Place names should always be keyed as seen, unless the Wiki Article directs otherwise. When keying place names, all unique characters should also be preserved as they appear on the image, including less common forms of punctuation, like a colon ( : ), semi-colon ( ; ), slash ( / ), etc.
- Q: If the image has an incomplete location and I know the county/state/province should I enter it?
- A: No, we do not want to infer information that is not found on the records we are keying.
- Q: If the card states American but the Field Help asks for the Birth country should I key in U.S.A.?
- A: No, you should enter what is on the image.
- Q: Is NY acceptable or should it be changed to N Y ? Or is it keyed as seen?
- A: Places should be keyed as seen, so NY on the image should be keyed as NY.
- Q: If the country no longer exists should I enter the current name of the country?
- A: No, you should key what is entered on the image.

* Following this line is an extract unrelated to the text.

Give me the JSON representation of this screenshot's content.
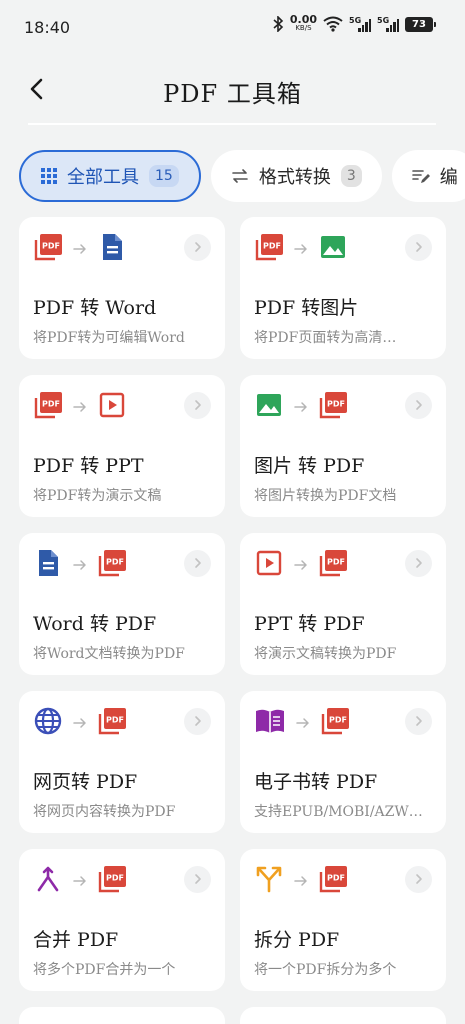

If the image states Prussia, Prussia is what should be entered not Germany.
- Q: If I know that the location is misspelled can I correct it?
- A: Unless the Field Help states otherwise, the location name should not be corrected but should be entered as it appears on the image. If the record states Jougoslavia you should key Jougoslavia.
- Q: If there is a city and a country given on the record but the project only contains a general location or residence field, how should I enter it?
- A: Enter it as seen on the record.
- Q: If the record says Jackson County should I enter County?
- A: Yes, unless it is a County field it should be entered as seen on the record.